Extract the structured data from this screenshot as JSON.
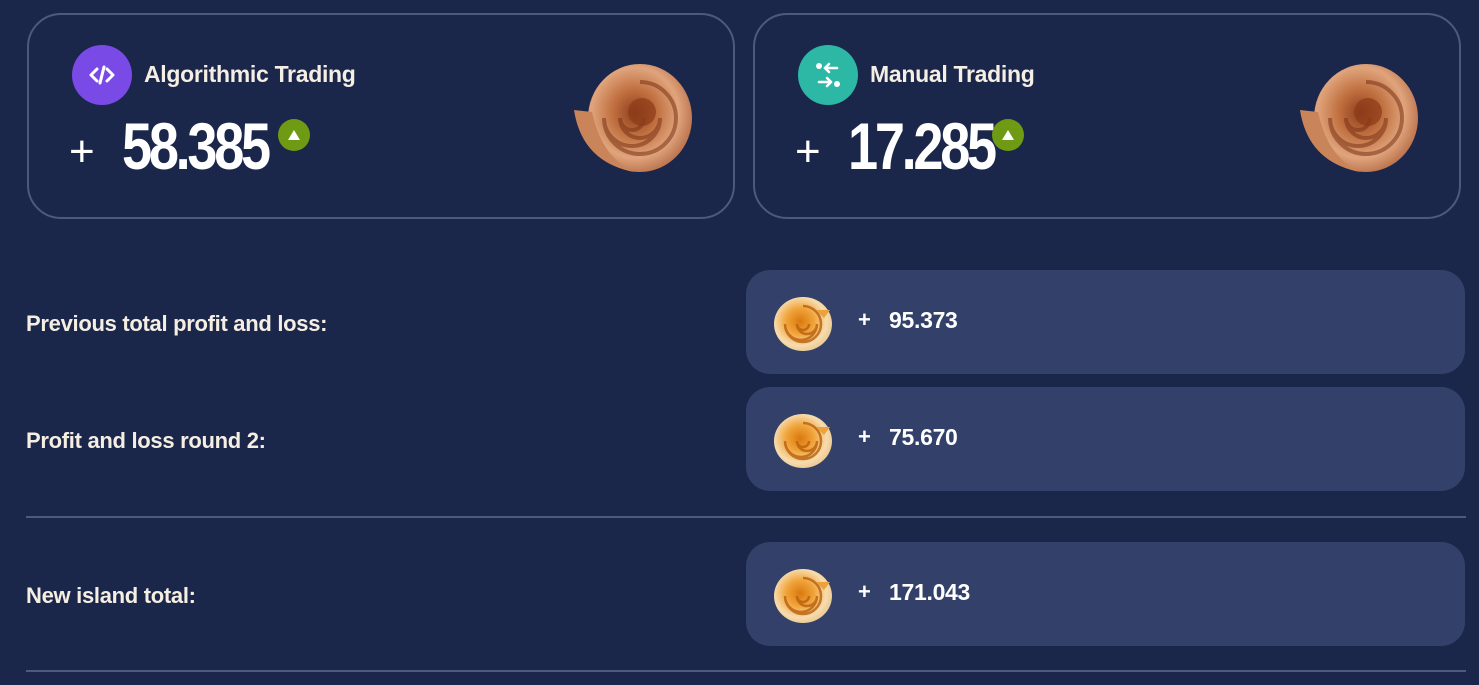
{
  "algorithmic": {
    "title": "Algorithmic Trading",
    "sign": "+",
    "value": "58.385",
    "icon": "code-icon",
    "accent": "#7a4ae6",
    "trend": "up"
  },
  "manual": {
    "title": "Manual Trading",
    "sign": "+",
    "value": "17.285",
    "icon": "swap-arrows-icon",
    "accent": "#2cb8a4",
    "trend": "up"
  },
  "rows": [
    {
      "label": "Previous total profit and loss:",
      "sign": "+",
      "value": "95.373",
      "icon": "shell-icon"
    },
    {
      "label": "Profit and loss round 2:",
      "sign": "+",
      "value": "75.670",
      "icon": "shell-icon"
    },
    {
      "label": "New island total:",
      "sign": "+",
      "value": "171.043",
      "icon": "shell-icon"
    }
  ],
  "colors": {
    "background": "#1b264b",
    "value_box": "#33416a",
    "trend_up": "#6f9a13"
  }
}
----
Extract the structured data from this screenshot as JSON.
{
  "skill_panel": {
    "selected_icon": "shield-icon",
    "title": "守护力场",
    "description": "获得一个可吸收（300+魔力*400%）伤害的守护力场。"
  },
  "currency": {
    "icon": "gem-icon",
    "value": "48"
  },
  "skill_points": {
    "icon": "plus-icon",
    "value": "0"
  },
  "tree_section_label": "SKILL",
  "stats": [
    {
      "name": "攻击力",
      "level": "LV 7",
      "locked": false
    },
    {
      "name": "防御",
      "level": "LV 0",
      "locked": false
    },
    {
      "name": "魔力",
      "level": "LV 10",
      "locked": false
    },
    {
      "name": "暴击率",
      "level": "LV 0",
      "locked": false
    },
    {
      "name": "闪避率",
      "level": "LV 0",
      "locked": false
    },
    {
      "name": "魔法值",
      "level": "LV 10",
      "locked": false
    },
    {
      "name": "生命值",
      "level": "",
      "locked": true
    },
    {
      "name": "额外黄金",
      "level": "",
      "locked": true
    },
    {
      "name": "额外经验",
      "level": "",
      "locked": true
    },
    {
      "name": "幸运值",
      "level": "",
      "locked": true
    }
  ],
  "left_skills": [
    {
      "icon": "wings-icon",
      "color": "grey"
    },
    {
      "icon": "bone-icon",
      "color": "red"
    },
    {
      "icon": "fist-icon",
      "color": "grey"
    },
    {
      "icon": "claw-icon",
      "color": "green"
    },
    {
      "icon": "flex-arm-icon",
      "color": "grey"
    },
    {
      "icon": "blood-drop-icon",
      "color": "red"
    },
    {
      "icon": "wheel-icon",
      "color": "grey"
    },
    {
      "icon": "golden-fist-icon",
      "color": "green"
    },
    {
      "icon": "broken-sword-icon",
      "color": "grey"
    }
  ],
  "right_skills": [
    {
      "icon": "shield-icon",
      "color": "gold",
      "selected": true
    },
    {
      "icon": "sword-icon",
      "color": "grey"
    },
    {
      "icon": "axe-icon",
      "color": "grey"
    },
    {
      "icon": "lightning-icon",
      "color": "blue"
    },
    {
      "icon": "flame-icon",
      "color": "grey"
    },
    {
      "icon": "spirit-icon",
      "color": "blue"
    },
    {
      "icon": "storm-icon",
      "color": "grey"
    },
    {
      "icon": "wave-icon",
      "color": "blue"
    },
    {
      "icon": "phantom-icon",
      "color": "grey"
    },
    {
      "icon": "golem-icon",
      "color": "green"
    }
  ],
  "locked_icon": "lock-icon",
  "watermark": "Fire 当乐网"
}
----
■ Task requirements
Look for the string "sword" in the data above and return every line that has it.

■ Response area
      "icon": "broken-sword-icon",
      "icon": "sword-icon",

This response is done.